Communication is vital for survival and reproduction in insects, which use their senses to perceive their environment and other insects. While they are able to communicate through sound and visual signals, chemical communication is crucial. During reproduction, adult males release chemical substances called pheromones to attract a mate from the same species. Researchers at INRA, CIRAD and the CNRS studied chemical communication in Paysandisia archon, a day-flying moth known for the damage it causes to palms.

Palm-eating moth Paysandia archon,. © inra, Inra
Palm-eating moth Paysandia archon, © inra, Inra
A pheromone in the leg…
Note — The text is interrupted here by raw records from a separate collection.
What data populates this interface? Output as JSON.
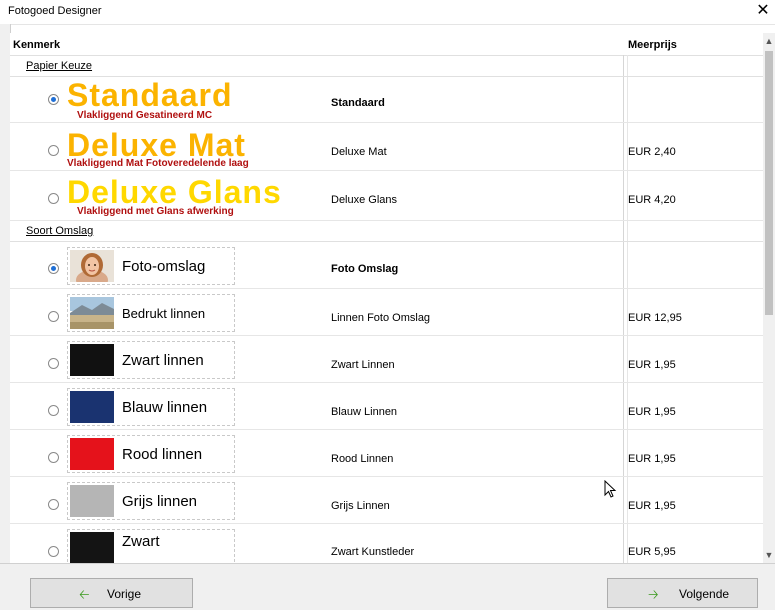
{
  "window": {
    "title": "Fotogoed Designer",
    "close": "✕"
  },
  "table": {
    "col_kenmerk": "Kenmerk",
    "col_meerprijs": "Meerprijs",
    "sections": [
      {
        "label": "Papier Keuze",
        "rows": [
          {
            "big": "Standaard",
            "sub": "Vlakliggend Gesatineerd MC",
            "desc": "Standaard",
            "price": "",
            "checked": true
          },
          {
            "big": "Deluxe Mat",
            "sub": "Vlakliggend Mat Fotoveredelende laag",
            "desc": "Deluxe Mat",
            "price": "EUR 2,40",
            "checked": false
          },
          {
            "big": "Deluxe Glans",
            "sub": "Vlakliggend met Glans afwerking",
            "desc": "Deluxe Glans",
            "price": "EUR 4,20",
            "checked": false
          }
        ]
      },
      {
        "label": "Soort Omslag",
        "rows": [
          {
            "card": "Foto-omslag",
            "swatch": "photo-portrait",
            "desc": "Foto Omslag",
            "price": "",
            "checked": true
          },
          {
            "card": "Bedrukt linnen",
            "swatch": "photo-landscape",
            "desc": "Linnen Foto Omslag",
            "price": "EUR 12,95",
            "checked": false
          },
          {
            "card": "Zwart linnen",
            "swatch": "#111111",
            "desc": "Zwart Linnen",
            "price": "EUR 1,95",
            "checked": false
          },
          {
            "card": "Blauw linnen",
            "swatch": "#1a3370",
            "desc": "Blauw Linnen",
            "price": "EUR 1,95",
            "checked": false
          },
          {
            "card": "Rood linnen",
            "swatch": "#e5121b",
            "desc": "Rood Linnen",
            "price": "EUR 1,95",
            "checked": false
          },
          {
            "card": "Grijs linnen",
            "swatch": "#b5b5b5",
            "desc": "Grijs Linnen",
            "price": "EUR 1,95",
            "checked": false
          },
          {
            "card": "Zwart",
            "swatch": "#141414",
            "desc": "Zwart Kunstleder",
            "price": "EUR 5,95",
            "checked": false
          }
        ]
      }
    ]
  },
  "footer": {
    "prev_label": "Vorige",
    "prev_icon": "arrow-left-icon",
    "next_label": "Volgende",
    "next_icon": "arrow-right-icon",
    "arrow_color": "#3a9a1e"
  }
}
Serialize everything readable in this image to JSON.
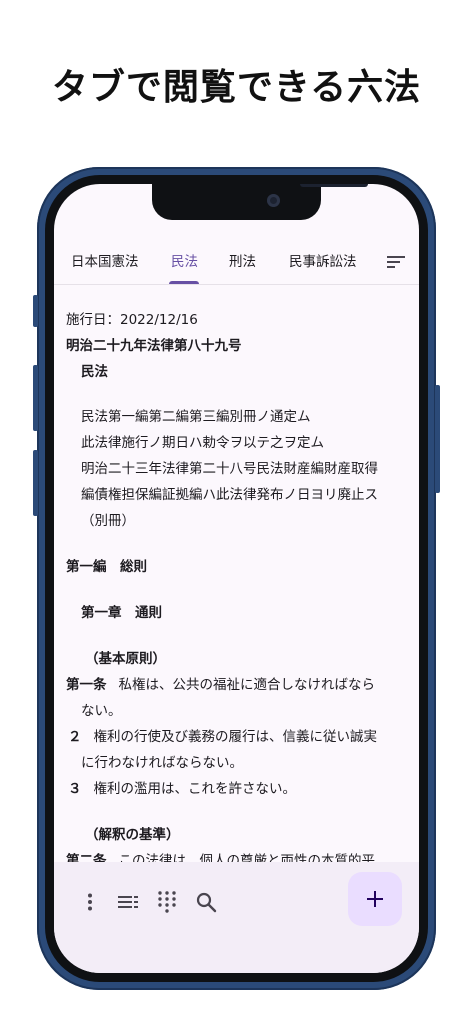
{
  "headline": "タブで閲覧できる六法",
  "tabs": [
    {
      "label": "日本国憲法",
      "active": false
    },
    {
      "label": "民法",
      "active": true
    },
    {
      "label": "刑法",
      "active": false
    },
    {
      "label": "民事訴訟法",
      "active": false
    }
  ],
  "icons": {
    "sort": "sort-icon",
    "more": "more-vert-icon",
    "list": "list-icon",
    "grid": "grid-icon",
    "search": "search-icon",
    "add": "plus-icon"
  },
  "colors": {
    "accent": "#6750a4",
    "fab": "#eaddff",
    "bottom_bar": "#f3edf7",
    "screen": "#fcf8fd"
  },
  "document": {
    "enforcement_date": "施行日：2022/12/16",
    "law_number": "明治二十九年法律第八十九号",
    "law_name": "民法",
    "preamble": [
      "民法第一編第二編第三編別冊ノ通定ム",
      "此法律施行ノ期日ハ勅令ヲ以テ之ヲ定ム",
      "明治二十三年法律第二十八号民法財産編財産取得",
      "編債権担保編証拠編ハ此法律発布ノ日ヨリ廃止ス",
      "（別冊）"
    ],
    "part": "第一編　総則",
    "chapter": "第一章　通則",
    "heading1": "（基本原則）",
    "article1_num": "第一条",
    "article1_text_a": "私権は、公共の福祉に適合しなければなら",
    "article1_text_b": "ない。",
    "para2_num": "２",
    "para2_text_a": "権利の行使及び義務の履行は、信義に従い誠実",
    "para2_text_b": "に行わなければならない。",
    "para3_num": "３",
    "para3_text": "権利の濫用は、これを許さない。",
    "heading2": "（解釈の基準）",
    "article2_num": "第二条",
    "article2_text": "この法律は、個人の尊厳と両性の本質的平"
  }
}
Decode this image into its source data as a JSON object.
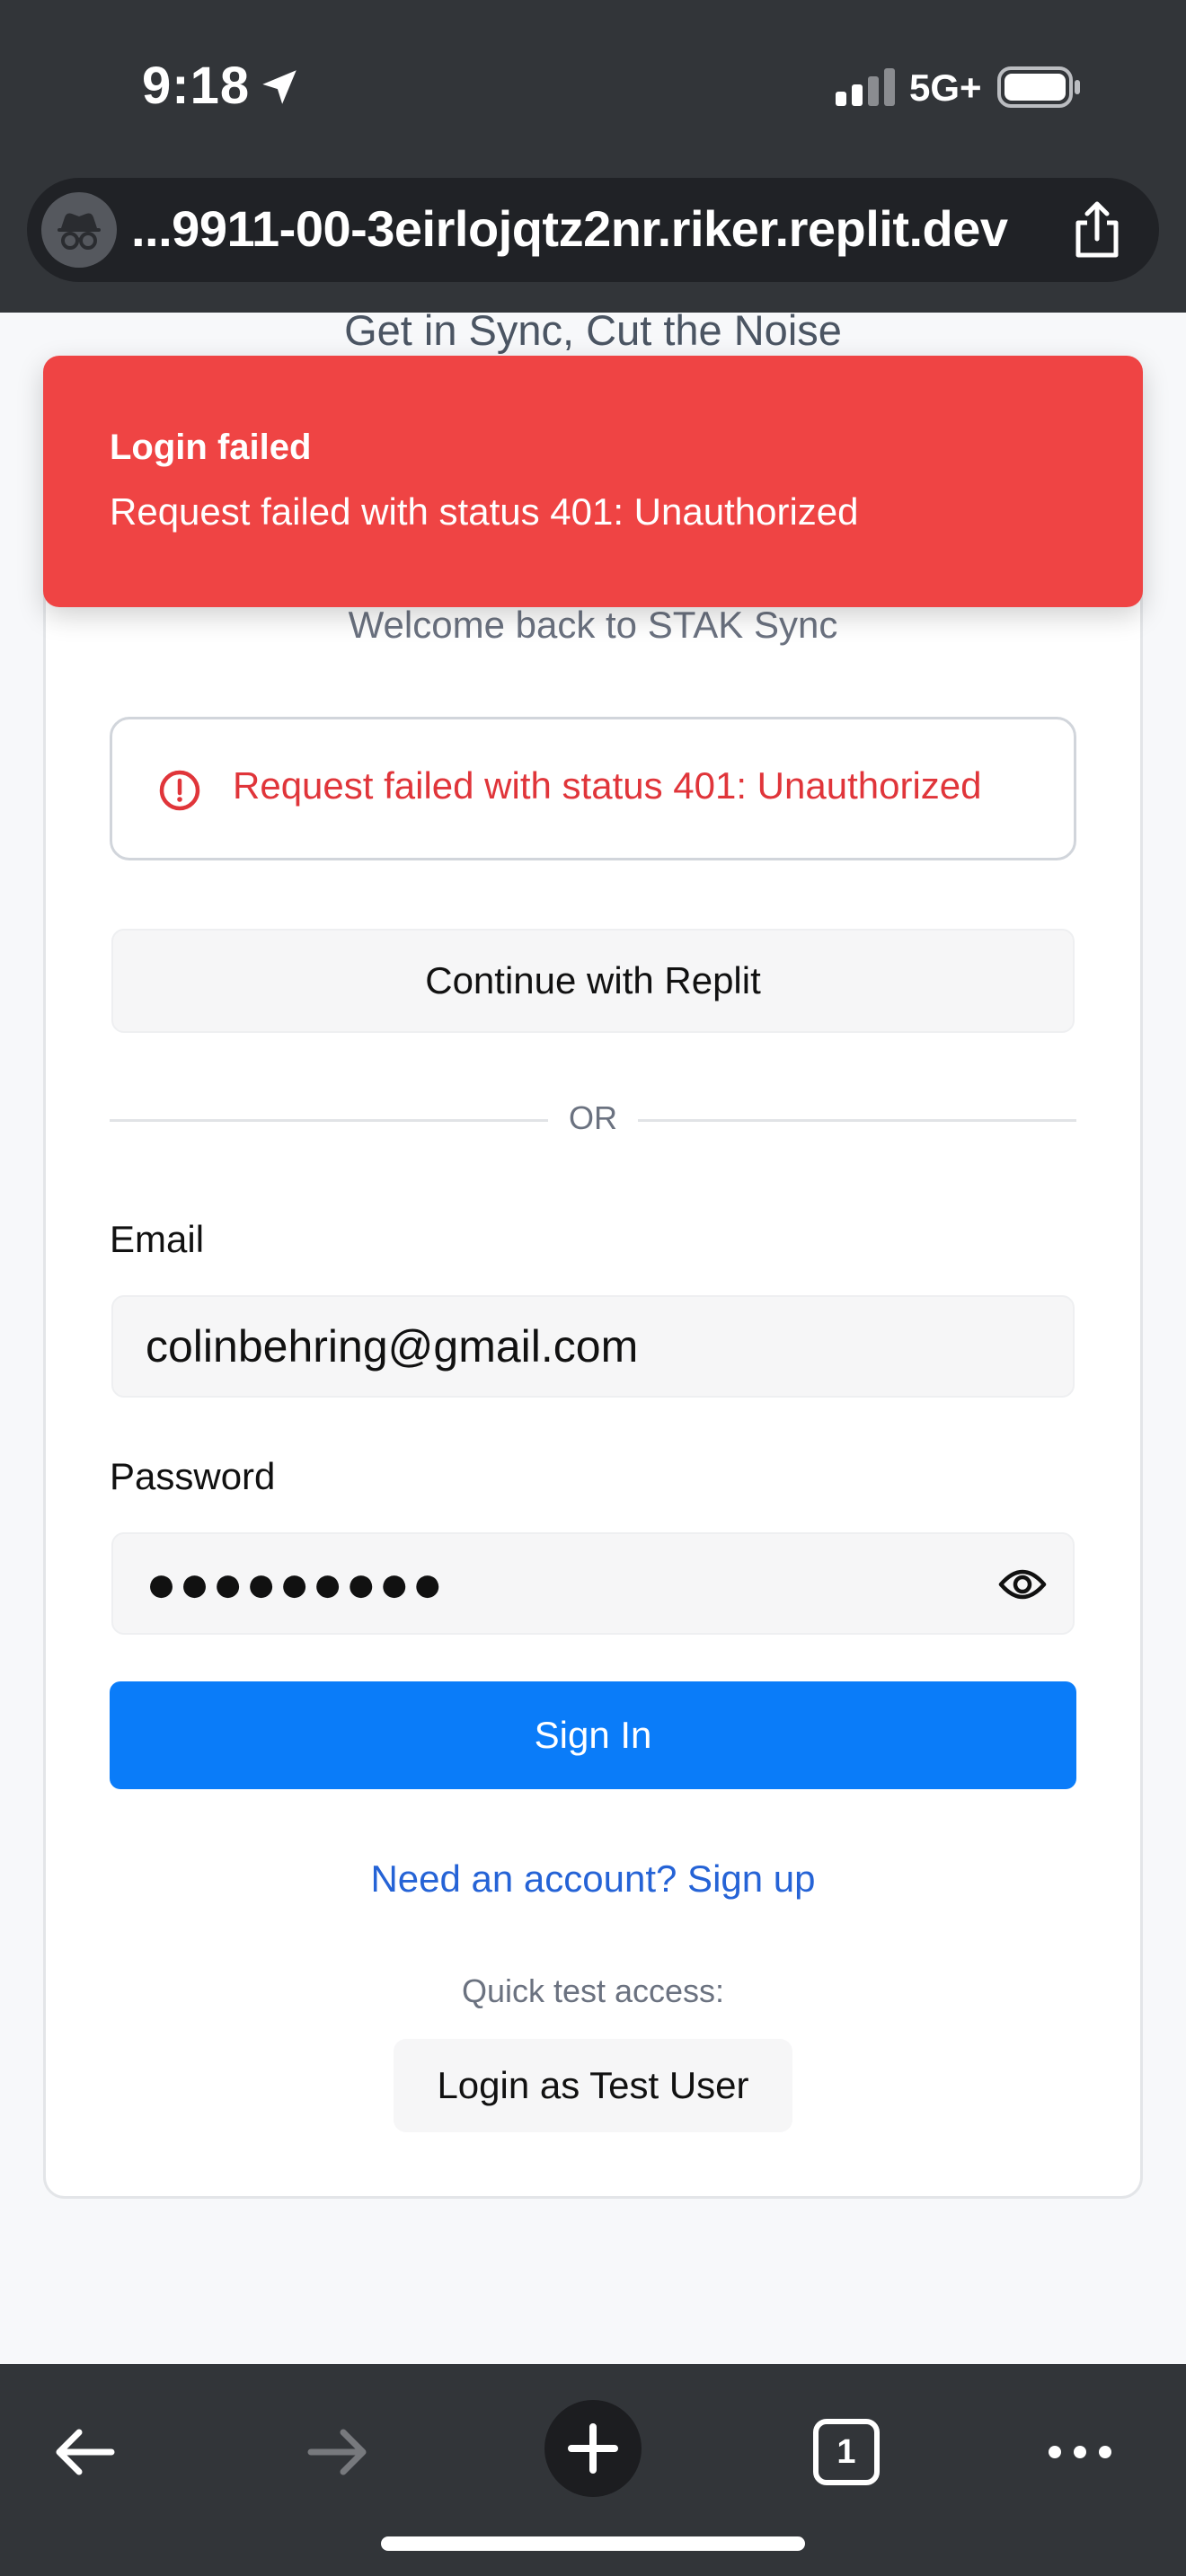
{
  "status_bar": {
    "time": "9:18",
    "network": "5G+"
  },
  "browser": {
    "url": "...9911-00-3eirlojqtz2nr.riker.replit.dev",
    "tab_count": "1"
  },
  "page": {
    "tagline": "Get in Sync, Cut the Noise",
    "welcome": "Welcome back to STAK Sync",
    "error_alert": "Request failed with status 401: Unauthorized",
    "replit_button": "Continue with Replit",
    "divider": "OR",
    "email_label": "Email",
    "email_value": "colinbehring@gmail.com",
    "password_label": "Password",
    "password_mask": "●●●●●●●●●",
    "signin_button": "Sign In",
    "signup_link": "Need an account? Sign up",
    "quick_test_label": "Quick test access:",
    "test_user_button": "Login as Test User"
  },
  "toast": {
    "title": "Login failed",
    "message": "Request failed with status 401: Unauthorized"
  },
  "colors": {
    "primary": "#0a7cf9",
    "error": "#ef4444",
    "error_text": "#e0353a",
    "link": "#2563d6",
    "chrome": "#323539"
  },
  "icons": {
    "status_arrow": "location-arrow-icon",
    "signal": "cellular-signal-icon",
    "battery": "battery-icon",
    "incognito": "incognito-icon",
    "share": "share-icon",
    "error": "alert-circle-icon",
    "eye": "eye-icon",
    "back": "back-arrow-icon",
    "forward": "forward-arrow-icon",
    "new_tab": "plus-icon",
    "tabs": "tab-switcher-icon",
    "more": "more-icon"
  }
}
The team studied P. archon’s three pairs of legs, which are articulated by a femur, tibia and tarsus. They first observed that during courtship, the male moth rubs its mid-leg against the surface it lands on. This attracts a female, who lands close to the male. The scientists noticed that the first segment of the tarsus on the mid-leg of the male had a brush-like structure above the claw. This organ, or androconium, is characteristic of the moths of this family, Castniidae, but a link had not been previously established between this morphological trait and pheromone emission.

Researchers then analysed samples extracted from the entire leg and from the surface which the insect had rubbed. They identified a compound in the legs with a chemical structure not seen before in a male pheromone and which is similar to those emitted by female moth species related to the palm moth.

… to lead on the female

The research team revealed that the pheromones emitted by the androconia of male palm moths were clearly detected by the females’ antennae (where an insect’s sense of smell is located). Reception of an olfactory signal triggers a chain reaction, notably of electrical processes, the amplitude of which are correlated to the sensitivity of the insect to the detected odour.
This work sheds new light on the chemical ecology of the moth and its reproductive biology. As a general rule, in moths, it is the female that attracts the male by emitting a pheromone. Even more importantly, these results offer new prospects for integrated management of P. archon, based on sexual trapping techniques, for example.

Quick facts: the palm moth
The palm moth (Paysandisia archon) was introduced into Europe accidentally in the 1990s through imports of infested palms from South America and spread through Italy, France and Spain in the 2000s. It is now a problem throughout the Mediterranean, where it attacks endemic and ornamental palms, and in North Africa, where it damages date palms, a major food resource.
Conversely, in its natural habitat, P. archon population densities are very low. It is considered an uncommon species and little is known about its biological and ecological characteristics.

Brigitte Frérot, Roxane Delle-Vedove, Laurence Beaudoin-Ollivier, Pierre Zagatti, Paul Henri Ducrot, Claude Grison, Martine Hossaert, Eddy Petit. 2013. Fragrant legs in Paysandisia archon males (Lepidoptera, Castniidae). Chemoecology. DOI : 10.1007/s00049-013-0128-z.

Scientific contact(s):

  • Brigitte Frérot (33 (0)1 30 83 31 44) Joint Research Unit for Insect Physiology: signalling and communication, INRA - Université Pierre et Marie Curie
Press Relations:
INRA News Office (33 (0)1 42 75 91 86)
Associated Division(s):
Plant Health and Environment
Associated Centre(s):



Watch: during courtship, the male palm moth rubs its mid-legs against a palm leaf to release a sexual pheromone. This behaviour attracts the female, who lands close to the male.